“If you won’t answer, I’ll tell you...” Hélène went on. “You believe everything you’re told. You were told...” Hélène laughed, “that Dólokhov was my lover,” she said in French with her coarse plainness of speech, uttering the word amant as casually as any other word, “and you believed it! Well, what have you proved? What does this duel prove? That you’re a fool, que vous êtes un sot, but everybody knew that. What will be the result? That I shall be the laughingstock of all Moscow, that everyone will say that you, drunk and not knowing what you were about, challenged a man you are jealous of without cause.” Hélène raised her voice and became more and more excited, “A man who’s a better man than you in every way...”
“Hmm... Hmm...!” growled Pierre, frowning without looking at her, and not moving a muscle.

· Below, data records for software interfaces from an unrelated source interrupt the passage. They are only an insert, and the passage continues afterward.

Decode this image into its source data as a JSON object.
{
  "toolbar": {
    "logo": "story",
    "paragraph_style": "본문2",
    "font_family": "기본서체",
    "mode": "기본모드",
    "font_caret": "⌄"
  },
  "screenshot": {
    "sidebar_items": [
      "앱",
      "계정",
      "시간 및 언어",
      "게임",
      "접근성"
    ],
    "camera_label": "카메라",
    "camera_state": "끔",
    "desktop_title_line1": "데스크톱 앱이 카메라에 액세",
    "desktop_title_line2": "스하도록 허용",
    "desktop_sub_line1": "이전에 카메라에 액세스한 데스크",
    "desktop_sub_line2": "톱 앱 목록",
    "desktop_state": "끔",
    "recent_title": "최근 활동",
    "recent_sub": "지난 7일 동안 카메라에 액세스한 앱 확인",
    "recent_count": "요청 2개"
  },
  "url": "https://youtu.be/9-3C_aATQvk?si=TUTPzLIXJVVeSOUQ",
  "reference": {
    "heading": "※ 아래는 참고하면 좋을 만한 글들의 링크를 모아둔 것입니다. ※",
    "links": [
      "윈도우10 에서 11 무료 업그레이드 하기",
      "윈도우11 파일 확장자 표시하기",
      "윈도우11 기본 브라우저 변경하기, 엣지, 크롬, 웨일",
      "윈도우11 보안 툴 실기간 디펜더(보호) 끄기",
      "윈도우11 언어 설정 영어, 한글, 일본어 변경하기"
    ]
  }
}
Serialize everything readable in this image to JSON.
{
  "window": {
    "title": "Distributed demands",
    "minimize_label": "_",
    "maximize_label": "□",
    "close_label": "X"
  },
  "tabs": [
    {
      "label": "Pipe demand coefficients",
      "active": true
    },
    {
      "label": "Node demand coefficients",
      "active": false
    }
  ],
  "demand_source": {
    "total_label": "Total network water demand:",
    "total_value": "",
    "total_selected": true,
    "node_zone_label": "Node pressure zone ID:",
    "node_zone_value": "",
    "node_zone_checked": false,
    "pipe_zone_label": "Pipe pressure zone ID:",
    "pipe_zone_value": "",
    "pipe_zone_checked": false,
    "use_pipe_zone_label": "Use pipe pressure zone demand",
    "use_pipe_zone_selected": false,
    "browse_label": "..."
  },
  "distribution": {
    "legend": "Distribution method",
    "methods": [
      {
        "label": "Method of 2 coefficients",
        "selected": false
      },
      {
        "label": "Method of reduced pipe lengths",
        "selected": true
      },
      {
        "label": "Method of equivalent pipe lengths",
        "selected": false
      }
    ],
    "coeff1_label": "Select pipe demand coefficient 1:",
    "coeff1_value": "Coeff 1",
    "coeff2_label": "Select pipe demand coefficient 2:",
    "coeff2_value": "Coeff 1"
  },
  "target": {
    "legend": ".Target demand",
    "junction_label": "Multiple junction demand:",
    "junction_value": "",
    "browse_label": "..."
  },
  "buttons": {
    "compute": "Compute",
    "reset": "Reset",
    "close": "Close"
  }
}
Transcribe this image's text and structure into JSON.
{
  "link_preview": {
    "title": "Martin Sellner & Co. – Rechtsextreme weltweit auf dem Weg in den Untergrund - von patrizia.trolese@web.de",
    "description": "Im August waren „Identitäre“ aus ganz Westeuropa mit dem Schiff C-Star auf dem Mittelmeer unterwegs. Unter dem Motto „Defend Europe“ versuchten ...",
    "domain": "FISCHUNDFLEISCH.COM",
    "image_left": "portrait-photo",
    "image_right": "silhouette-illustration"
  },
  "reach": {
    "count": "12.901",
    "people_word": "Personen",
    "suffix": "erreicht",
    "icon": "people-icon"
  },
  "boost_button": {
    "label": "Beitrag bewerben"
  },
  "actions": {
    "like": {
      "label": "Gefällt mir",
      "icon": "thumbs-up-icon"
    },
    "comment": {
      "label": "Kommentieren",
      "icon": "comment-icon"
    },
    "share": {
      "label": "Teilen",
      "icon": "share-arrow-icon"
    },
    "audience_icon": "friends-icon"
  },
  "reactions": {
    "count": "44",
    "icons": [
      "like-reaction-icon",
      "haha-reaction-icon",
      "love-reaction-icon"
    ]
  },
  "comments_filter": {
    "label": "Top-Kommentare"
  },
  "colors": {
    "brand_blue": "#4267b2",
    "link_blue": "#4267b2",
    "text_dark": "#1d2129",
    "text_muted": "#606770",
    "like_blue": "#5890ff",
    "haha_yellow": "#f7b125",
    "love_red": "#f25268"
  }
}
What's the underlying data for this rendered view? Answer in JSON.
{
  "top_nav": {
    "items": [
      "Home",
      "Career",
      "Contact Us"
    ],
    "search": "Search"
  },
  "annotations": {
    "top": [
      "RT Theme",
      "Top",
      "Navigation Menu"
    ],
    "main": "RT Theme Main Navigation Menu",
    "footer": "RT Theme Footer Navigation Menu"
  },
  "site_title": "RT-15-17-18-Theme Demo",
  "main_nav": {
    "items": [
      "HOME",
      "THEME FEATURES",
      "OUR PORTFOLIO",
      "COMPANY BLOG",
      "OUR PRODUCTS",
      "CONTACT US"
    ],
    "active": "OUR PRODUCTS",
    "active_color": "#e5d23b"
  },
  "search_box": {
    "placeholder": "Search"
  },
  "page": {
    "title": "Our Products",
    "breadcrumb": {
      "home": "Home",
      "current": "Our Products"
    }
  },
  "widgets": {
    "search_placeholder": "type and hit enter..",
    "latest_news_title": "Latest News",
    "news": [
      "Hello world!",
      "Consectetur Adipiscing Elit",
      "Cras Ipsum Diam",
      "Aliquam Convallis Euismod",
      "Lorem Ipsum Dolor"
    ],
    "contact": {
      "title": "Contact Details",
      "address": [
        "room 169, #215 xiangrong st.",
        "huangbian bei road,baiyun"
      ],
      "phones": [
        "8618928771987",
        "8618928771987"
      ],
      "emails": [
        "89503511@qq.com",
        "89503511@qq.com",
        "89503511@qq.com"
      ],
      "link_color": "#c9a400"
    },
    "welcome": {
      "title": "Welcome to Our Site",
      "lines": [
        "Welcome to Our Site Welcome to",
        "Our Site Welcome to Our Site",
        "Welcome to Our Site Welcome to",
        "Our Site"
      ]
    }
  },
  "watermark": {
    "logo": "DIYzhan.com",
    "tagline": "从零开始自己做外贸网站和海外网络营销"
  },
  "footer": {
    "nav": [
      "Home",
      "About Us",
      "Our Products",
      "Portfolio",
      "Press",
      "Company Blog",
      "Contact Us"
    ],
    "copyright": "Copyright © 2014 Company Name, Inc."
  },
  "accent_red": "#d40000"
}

“And how could you believe he was my lover? Why? Because I like his company? If you were cleverer and more agreeable, I should prefer yours.”
“Don’t speak to me... I beg you,” muttered Pierre hoarsely.
“Why shouldn’t I speak? I can speak as I like, and I tell you plainly that there are not many wives with husbands such as you who would not have taken lovers (des amants), but I have not done so,” said she.
Pierre wished to say something, looked at her with eyes whose strange expression she did not understand, and lay down again. He was suffering physically at that moment, there was a weight on his chest and he could not breathe. He knew that he must do something to put an end to this suffering, but what he wanted to do was too terrible.
“We had better separate,” he muttered in a broken voice.
“Separate? Very well, but only if you give me a fortune,” said Hélène. “Separate! That’s a thing to frighten me with!”
Pierre leaped up from the sofa and rushed staggering toward her.
“I’ll kill you!” he shouted, and seizing the marble top of a table with a strength he had never before felt, he made a step toward her brandishing the slab.
Hélène’s face became terrible, she shrieked and sprang aside. His father’s nature showed itself in Pierre. He felt the fascination and delight of frenzy. He flung down the slab, broke it, and swooping down on her with outstretched hands shouted, “Get out!” in such a terrible voice that the whole house heard it with horror. God knows what he would have done at that moment had Hélène not fled from the room.
A week later Pierre gave his wife full power to control all his estates in Great Russia, which formed the larger part of his property, and left for Petersburg alone.